A 2003 poll of 1,600 people by the All-Russian Center for Public Opinion Research (VTsIOM) shows that 62 percent of the respondents would not support banning abortion.
But there are initial signs that some Russians may be starting to question the practice.
Gynecologist Natalya Boiko, director of the Zhizn (Life) Orthodox Christian Medical-Educational Center says: "While only three to four years ago it was impossible to say something against abortions among my colleagues - they would simply dismiss the issue with a laugh - now increasingly more gynecologists will at least warn their patients about possible complications, and some will even go so far as to explain that the fetus is not just a bit of mucus; it is already a human being and abortion will kill an unborn baby."
Some observers fear, however, that an acrimonious US-style debate over the rights and wrongs of abortion would distract Russians from learning more about options that make abortions less likely.
"We need to tackle the problems from the opposite end, by creating conditions where women plan their [reproductive] lives calmly and rationally," says Mr. Zakharov.

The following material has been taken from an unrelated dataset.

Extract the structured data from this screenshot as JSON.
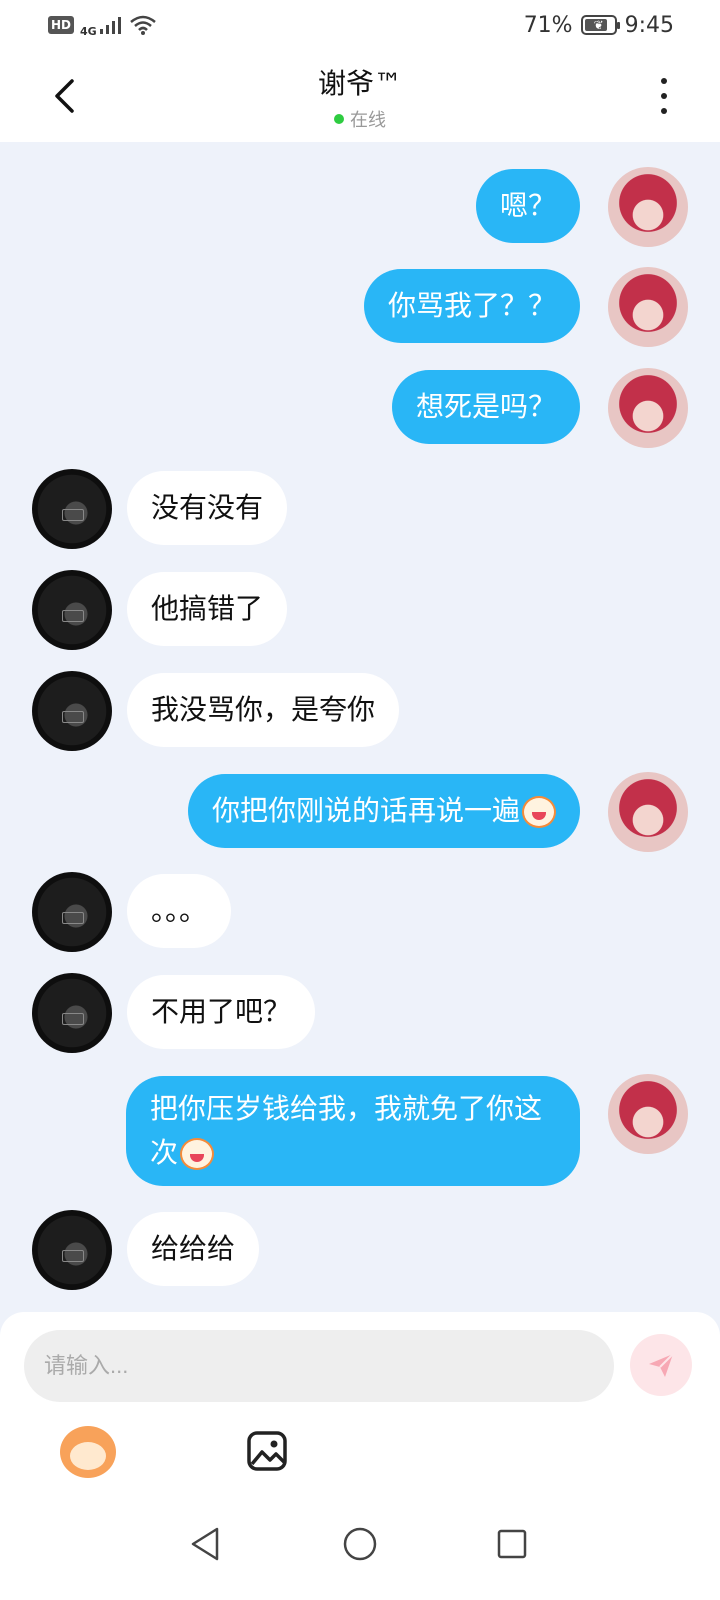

But in 1998 the State Duma, Russia's lower house of parliament, quit funding the federal share of budgets for family- planning centers, which dispense information on contraception, safe sex, and abortion.
Meanwhile, whether from contraception or from abortion or postabortion sterility, Russia's birthrate continues to plunge.
"The trend among young women today is to get an education and a profession, and to put off [having] children well into their 30s," says Lyudmila Timofeyeva, head doctor at a private gynecological consulting clinic in Moscow.
Russia's population now shrinks by an estimated 700,000 annually - a statistic that causes deep chagrin in Russian nationalist circles. UN experts have predicted that in a half-century, Russia will drop from the current rank of the world's sixth most populous nation to 17th.
President Vladimir Putin has called the slide "a creeping catastrophe," while military hawks warn that Russia may not be able to defend itself or hang onto its vast Siberian hinterland if the decline is not reversed within a few decades.
Russia has tinkered with reproductive options before. At a Communist Party congress in 1934, Joseph Stalin complained that the Soviet birthrate was "lagging behind the pace of socialist construction" and needed to be stimulated. Abortions were outlawed - the ban was lifted only in 1955 - and family planning was eliminated from the public-health agenda.
Currently, official figures show that 60 percent of first pregnancies in Russia are medically terminated.
The new restriction will curtail the virtual abortion-on-demand right that Russian women have had for almost half a century by making it much harder to end a pregnancy during the second trimester.
But, scoffs Mr. Zakharov, "if the goal of the Health Ministry's new restrictions on abortion is to boost the birthrate, it is an entirely useless measure."
The main reason abortion rates have dropped in recent years is that young women are becoming savvier about contraceptives and family planning, says Dr. Timofeyeva.
Yelena, an under-30 saleswoman in Moscow, says she learns everything she needs to know from books, magazines, and TV. "The attitude among my friends is to try and prevent pregnancy," she says.
But, like Natasha, a third-year student at the Moscow Linguistic University, Yelena does not rule out having an abortion if preventive measures fail.
"I would like to do everything to avoid an abortion," says Natasha, "but it has never occurred to me or my friends that [abortion] is immoral."
If abortion were ultimately banned in Russia, it would simply go underground, with resulting health risks, warns Timofeyeva."Once a woman has made up her mind to have an abortion, she will find a way."